# [Extracted records]
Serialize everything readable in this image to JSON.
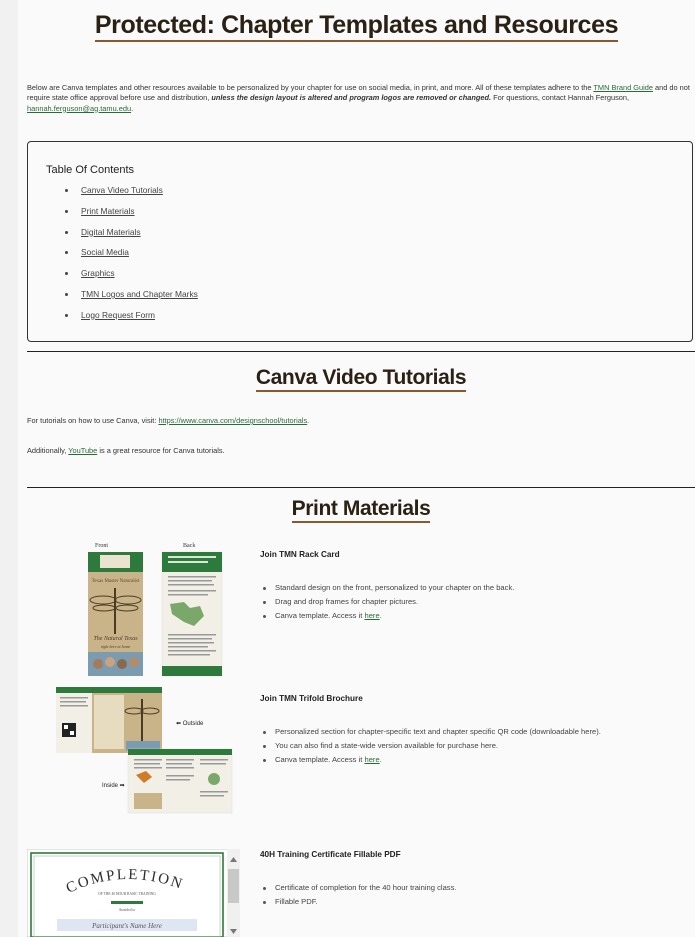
{
  "page_title": "Protected: Chapter Templates and Resources",
  "intro": {
    "part1": "Below are Canva templates and other resources available to be personalized by your chapter for use on social media, in print, and more. All of these templates adhere to the ",
    "brand_link": "TMN Brand Guide",
    "part2": " and do not require state office approval before use and distribution, ",
    "emphasis": "unless the design layout is altered and program logos are removed or changed.",
    "part3": " For questions, contact Hannah Ferguson, ",
    "email": "hannah.ferguson@ag.tamu.edu",
    "part4": "."
  },
  "toc": {
    "title": "Table Of Contents",
    "items": [
      "Canva Video Tutorials",
      "Print Materials",
      "Digital Materials",
      "Social Media",
      "Graphics",
      "TMN Logos and Chapter Marks",
      "Logo Request Form"
    ]
  },
  "canva": {
    "heading": "Canva Video Tutorials",
    "line1_prefix": "For tutorials on how to use Canva, visit: ",
    "line1_link": "https://www.canva.com/designschool/tutorials",
    "line1_suffix": ".",
    "line2_prefix": "Additionally, ",
    "line2_link": "YouTube",
    "line2_suffix": " is a great resource for Canva tutorials."
  },
  "print": {
    "heading": "Print Materials",
    "items": [
      {
        "title": "Join TMN Rack Card",
        "bullets": [
          {
            "text": "Standard design on the front, personalized to your chapter on the back."
          },
          {
            "text": "Drag and drop frames for chapter pictures."
          },
          {
            "text": "Canva template. Access it ",
            "link": "here",
            "suffix": "."
          }
        ],
        "image_labels": {
          "front": "Front",
          "back": "Back",
          "card_name": "Texas Master Naturalist",
          "card_tagline": "The Natural Texas",
          "card_sub": "right here at home"
        }
      },
      {
        "title": "Join TMN Trifold Brochure",
        "bullets": [
          {
            "text": "Personalized section for chapter-specific text and chapter specific QR code (downloadable here)."
          },
          {
            "text": "You can also find a state-wide version available for purchase here."
          },
          {
            "text": "Canva template. Access it ",
            "link": "here",
            "suffix": "."
          }
        ],
        "image_labels": {
          "outside": "Outside",
          "inside": "Inside"
        }
      },
      {
        "title": "40H Training Certificate Fillable PDF",
        "bullets": [
          {
            "text": "Certificate of completion for the 40 hour training class."
          },
          {
            "text": "Fillable PDF."
          }
        ],
        "image_labels": {
          "completion": "COMPLETION",
          "of_this": "OF THE 40 HOUR BASIC TRAINING",
          "awarded": "Awarded to",
          "name_placeholder": "Participant's Name Here"
        }
      }
    ]
  },
  "colors": {
    "accent_green": "#2a6b3a",
    "heading_underline": "#8a5a2a",
    "tmn_green": "#2d7a3c",
    "tan": "#c9b48a"
  }
}
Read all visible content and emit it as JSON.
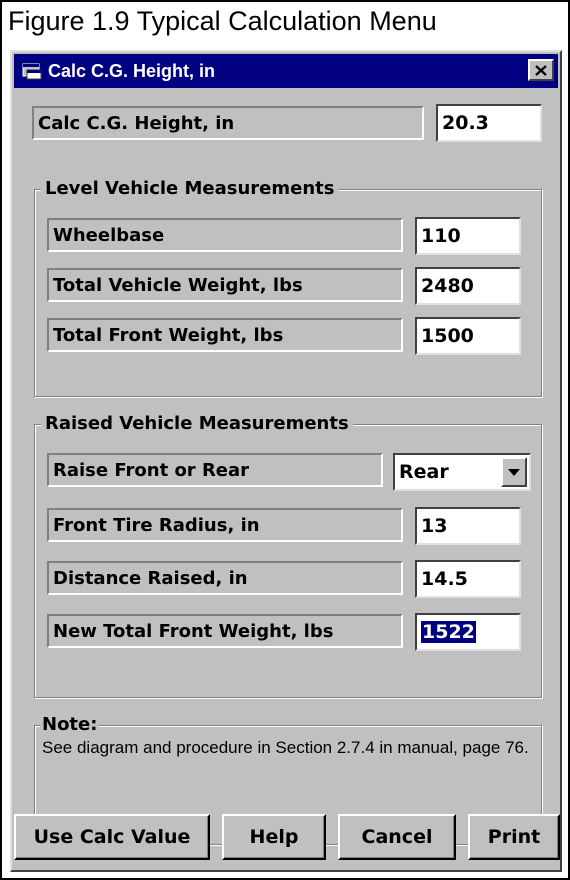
{
  "figure_caption": "Figure 1.9  Typical Calculation Menu",
  "window": {
    "title": "Calc C.G. Height, in",
    "icons": {
      "app": "app-icon",
      "close": "close-icon"
    }
  },
  "result": {
    "label": "Calc C.G. Height, in",
    "value": "20.3"
  },
  "level_group": {
    "title": "Level Vehicle Measurements",
    "rows": [
      {
        "label": "Wheelbase",
        "value": "110"
      },
      {
        "label": "Total Vehicle Weight, lbs",
        "value": "2480"
      },
      {
        "label": "Total Front Weight, lbs",
        "value": "1500"
      }
    ]
  },
  "raised_group": {
    "title": "Raised Vehicle Measurements",
    "raise_label": "Raise Front or Rear",
    "raise_value": "Rear",
    "rows": [
      {
        "label": "Front Tire Radius, in",
        "value": "13"
      },
      {
        "label": "Distance Raised, in",
        "value": "14.5"
      },
      {
        "label": "New Total Front Weight, lbs",
        "value": "1522"
      }
    ]
  },
  "note": {
    "title": "Note:",
    "text": "See diagram and procedure in Section 2.7.4 in manual, page 76."
  },
  "buttons": {
    "use_calc": "Use Calc Value",
    "help": "Help",
    "cancel": "Cancel",
    "print": "Print"
  }
}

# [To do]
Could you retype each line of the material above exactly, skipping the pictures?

# [Finished exercise]
Serialize everything readable in this image to JSON.
{
  "page_title": "Protected: Chapter Templates and Resources",
  "intro": {
    "part1": "Below are Canva templates and other resources available to be personalized by your chapter for use on social media, in print, and more. All of these templates adhere to the ",
    "brand_link": "TMN Brand Guide",
    "part2": " and do not require state office approval before use and distribution, ",
    "emphasis": "unless the design layout is altered and program logos are removed or changed.",
    "part3": " For questions, contact Hannah Ferguson, ",
    "email": "hannah.ferguson@ag.tamu.edu",
    "part4": "."
  },
  "toc": {
    "title": "Table Of Contents",
    "items": [
      "Canva Video Tutorials",
      "Print Materials",
      "Digital Materials",
      "Social Media",
      "Graphics",
      "TMN Logos and Chapter Marks",
      "Logo Request Form"
    ]
  },
  "canva": {
    "heading": "Canva Video Tutorials",
    "line1_prefix": "For tutorials on how to use Canva, visit: ",
    "line1_link": "https://www.canva.com/designschool/tutorials",
    "line1_suffix": ".",
    "line2_prefix": "Additionally, ",
    "line2_link": "YouTube",
    "line2_suffix": " is a great resource for Canva tutorials."
  },
  "print": {
    "heading": "Print Materials",
    "items": [
      {
        "title": "Join TMN Rack Card",
        "bullets": [
          {
            "text": "Standard design on the front, personalized to your chapter on the back."
          },
          {
            "text": "Drag and drop frames for chapter pictures."
          },
          {
            "text": "Canva template. Access it ",
            "link": "here",
            "suffix": "."
          }
        ],
        "image_labels": {
          "front": "Front",
          "back": "Back",
          "card_name": "Texas Master Naturalist",
          "card_tagline": "The Natural Texas",
          "card_sub": "right here at home"
        }
      },
      {
        "title": "Join TMN Trifold Brochure",
        "bullets": [
          {
            "text": "Personalized section for chapter-specific text and chapter specific QR code (downloadable here)."
          },
          {
            "text": "You can also find a state-wide version available for purchase here."
          },
          {
            "text": "Canva template. Access it ",
            "link": "here",
            "suffix": "."
          }
        ],
        "image_labels": {
          "outside": "Outside",
          "inside": "Inside"
        }
      },
      {
        "title": "40H Training Certificate Fillable PDF",
        "bullets": [
          {
            "text": "Certificate of completion for the 40 hour training class."
          },
          {
            "text": "Fillable PDF."
          }
        ],
        "image_labels": {
          "completion": "COMPLETION",
          "of_this": "OF THE 40 HOUR BASIC TRAINING",
          "awarded": "Awarded to",
          "name_placeholder": "Participant's Name Here"
        }
      }
    ]
  },
  "colors": {
    "accent_green": "#2a6b3a",
    "heading_underline": "#8a5a2a",
    "tmn_green": "#2d7a3c",
    "tan": "#c9b48a"
  }
}
Read all visible content and emit it as JSON.
{
  "figure_caption": "Figure 1.9  Typical Calculation Menu",
  "window": {
    "title": "Calc C.G. Height, in",
    "icons": {
      "app": "app-icon",
      "close": "close-icon"
    }
  },
  "result": {
    "label": "Calc C.G. Height, in",
    "value": "20.3"
  },
  "level_group": {
    "title": "Level Vehicle Measurements",
    "rows": [
      {
        "label": "Wheelbase",
        "value": "110"
      },
      {
        "label": "Total Vehicle Weight, lbs",
        "value": "2480"
      },
      {
        "label": "Total Front Weight, lbs",
        "value": "1500"
      }
    ]
  },
  "raised_group": {
    "title": "Raised Vehicle Measurements",
    "raise_label": "Raise Front or Rear",
    "raise_value": "Rear",
    "rows": [
      {
        "label": "Front Tire Radius, in",
        "value": "13"
      },
      {
        "label": "Distance Raised, in",
        "value": "14.5"
      },
      {
        "label": "New Total Front Weight, lbs",
        "value": "1522"
      }
    ]
  },
  "note": {
    "title": "Note:",
    "text": "See diagram and procedure in Section 2.7.4 in manual, page 76."
  },
  "buttons": {
    "use_calc": "Use Calc Value",
    "help": "Help",
    "cancel": "Cancel",
    "print": "Print"
  }
}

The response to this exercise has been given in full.